2019 Community Change makers


jan sprance
wric staff

Everyone’s life choices and experiences brings them to where they are, but until Jan thought about it – she didn’t realize how well they prepared her for the job she has today.  While documenting her story, Jan realized how much it resonates and explains why she always says: It never hurts to ask and it’s all about attitude and confidence. Her role as Technology Instructor and Career Counselor at Women’s Rights Information Center seems to be the perfect application of her skills and experience. 

Growing up, her family moved several times before settling in Bayside, NY sometime during the 4th grade.  Her new classmates had all been together since kindergarten. They didn’t need another new friend. The same situation presented itself that summer in camp; trying to fit into a group that didn’t need to know, or include, someone new.  Jan realized she was letting them define her and control the situation. 

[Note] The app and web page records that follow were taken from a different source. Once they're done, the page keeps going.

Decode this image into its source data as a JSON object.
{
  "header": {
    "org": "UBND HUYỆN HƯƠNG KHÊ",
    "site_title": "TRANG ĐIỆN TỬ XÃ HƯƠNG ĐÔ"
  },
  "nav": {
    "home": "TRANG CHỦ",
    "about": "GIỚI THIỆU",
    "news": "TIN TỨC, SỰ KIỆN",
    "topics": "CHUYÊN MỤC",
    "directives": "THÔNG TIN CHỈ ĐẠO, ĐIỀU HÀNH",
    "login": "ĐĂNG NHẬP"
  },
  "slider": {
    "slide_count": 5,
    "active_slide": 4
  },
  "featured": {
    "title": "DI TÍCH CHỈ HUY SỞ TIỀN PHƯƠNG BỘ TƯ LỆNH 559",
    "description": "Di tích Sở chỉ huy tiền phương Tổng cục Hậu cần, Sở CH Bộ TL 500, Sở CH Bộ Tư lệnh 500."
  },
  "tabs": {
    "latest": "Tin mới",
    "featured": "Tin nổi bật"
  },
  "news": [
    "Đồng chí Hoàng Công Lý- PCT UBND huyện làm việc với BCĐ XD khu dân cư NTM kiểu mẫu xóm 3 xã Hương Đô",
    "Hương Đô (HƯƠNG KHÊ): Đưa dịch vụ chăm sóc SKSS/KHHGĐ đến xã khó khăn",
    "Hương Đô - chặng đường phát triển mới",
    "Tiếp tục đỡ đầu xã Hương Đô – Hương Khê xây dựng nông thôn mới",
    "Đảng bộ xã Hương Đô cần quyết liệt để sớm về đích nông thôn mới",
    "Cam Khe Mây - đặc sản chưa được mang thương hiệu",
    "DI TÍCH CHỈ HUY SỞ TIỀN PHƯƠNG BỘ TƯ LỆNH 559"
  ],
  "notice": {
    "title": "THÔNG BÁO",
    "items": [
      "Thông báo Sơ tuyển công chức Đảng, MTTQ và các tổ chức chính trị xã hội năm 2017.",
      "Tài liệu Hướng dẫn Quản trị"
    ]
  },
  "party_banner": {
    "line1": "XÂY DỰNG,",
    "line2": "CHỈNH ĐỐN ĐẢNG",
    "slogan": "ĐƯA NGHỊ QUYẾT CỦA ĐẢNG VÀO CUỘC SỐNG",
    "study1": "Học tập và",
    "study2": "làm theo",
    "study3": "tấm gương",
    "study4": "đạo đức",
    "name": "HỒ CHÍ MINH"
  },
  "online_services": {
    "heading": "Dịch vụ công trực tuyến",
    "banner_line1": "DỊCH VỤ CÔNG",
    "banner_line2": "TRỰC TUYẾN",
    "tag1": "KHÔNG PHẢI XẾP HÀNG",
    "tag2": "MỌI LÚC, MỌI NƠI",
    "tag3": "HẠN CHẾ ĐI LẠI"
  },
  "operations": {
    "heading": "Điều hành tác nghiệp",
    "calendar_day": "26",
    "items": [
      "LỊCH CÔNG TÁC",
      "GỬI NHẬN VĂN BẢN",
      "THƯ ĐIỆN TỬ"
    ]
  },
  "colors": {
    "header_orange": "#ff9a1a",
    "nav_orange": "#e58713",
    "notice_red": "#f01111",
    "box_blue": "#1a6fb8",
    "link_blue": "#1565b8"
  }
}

The next summer, at a new camp, Jan had the opportunity to define herself on her terms.  Instead of attempting to avoid offending anyone, although scary, Jan walked straight up to kids and introduced herself.  Jan was friendly and funny and made lots of new friends.   It was while at camp that Jan developed a love of the theater.  She took her newfound confidence and focus in theater back to Bayside where she went on to star in school plays, and even co-wrote and directed student plays her junior and senior year.

Jan studied psychology and English Education at the University at Albany (SUNYA at the time) and subsequently met her husband, Ernie. She had hoped to teach after graduation.  Why teaching?  She loved learning, always liked kids and helping people; not to make herself indispensable, but to empower others to help them learn and improve.

Problem solving and helping others are part of her DNA; Jan’s mom was a social worker, her father, the owner of one of the first computer service companies in NYC.  Jan worked most college summers for her Dad, keypunching (remember that?). After college, in 1976, teaching jobs were scarce, so Jan went on an interview at IBM. 

Not knowing exactly what IBM did, when asked for what position she was applying, she responded, “I don’t know!  What do you have?” Unlike today, IBM was not hiring for acquired skills, but for potential skills; she was hired as a Systems Engineer to provide technical support for sales. Jan says it was a rather interesting interview (ask her about it sometime!)

So, Jan began installing computers, working with salespeople to help customers understand how to use those computers, and teaching customers how to work with data entry (keypunching) systems. This work evolved into computer training.  As new trainees came on board, Jan took them under her wing and helped them get up to speed.

Jan went from working on mainstream computers, to working in a specialized business unit automating directory assistance with NJ Bell (Remember them?).  As Jan gained more experience, her role evolved into a Project Leader.  In December, 1982, Jan gave birth to her son, Jonathan.

Enter the conundrum.  How to continue to work and spend time with a newborn.  Even before the baby came, Jan was inquiring about the possibility of working part-time for a while after the birth.  (Doesn’t hurt to ask!) Though she didn’t receive any written commitments, Jan was told ‘Sure. Sounds good’.  While on maternity leave, a new manager was assigned to Jan’s team.  Days before planning her return to work – part time – her new manager said there would be no part time.  Her response, “Yeah, I don’t think so!”  Not about to back down, Jan ran her request up the chain of command until finally, she was granted six months of part time employment.  By the time her daughter, Kate, was born in 1986, Jan had the flexibility and the vacation time to allow her a part-time schedule without need for a formal set-up; a vast improvement over the earlier situation. In December 2008, after 32 successful years at IBM, Jan retired.

Though she had no specific plans, Jan knew she wanted to use her business experience to help others (remember problem solving is in her DNA).  She found a position teaching kids how to write video games afterschool. Then she heard WRIC was looking for an assistant teacher for Microsoft Office.  Jan interviewed on a Tuesday afternoon and was hired on the spot, but fired Wednesday morning!  The decision had been made to hire from within.  Jan was very disappointed, and wrote an email to that effect in which she asked if she could volunteer to assist with the class (again – it never hurts to ask).   Four years of volunteer service later, Jan got her teaching job at WRIC.  And, this time, it stuck.  She is happily teaching, problem solving, job counseling, and helping clients improve their confidence and attitude. And WRIC clients are better for it!

When not at WRIC, Jan works to improve the political climate, engages avidly in reading, cooking, gardening, doing puzzles (puzzling?), and hanging with Ernie and her kids, granddogs, and her awesome 2 year old curly red-headed grandgirl – keeping life busy, full, and always problem-solving.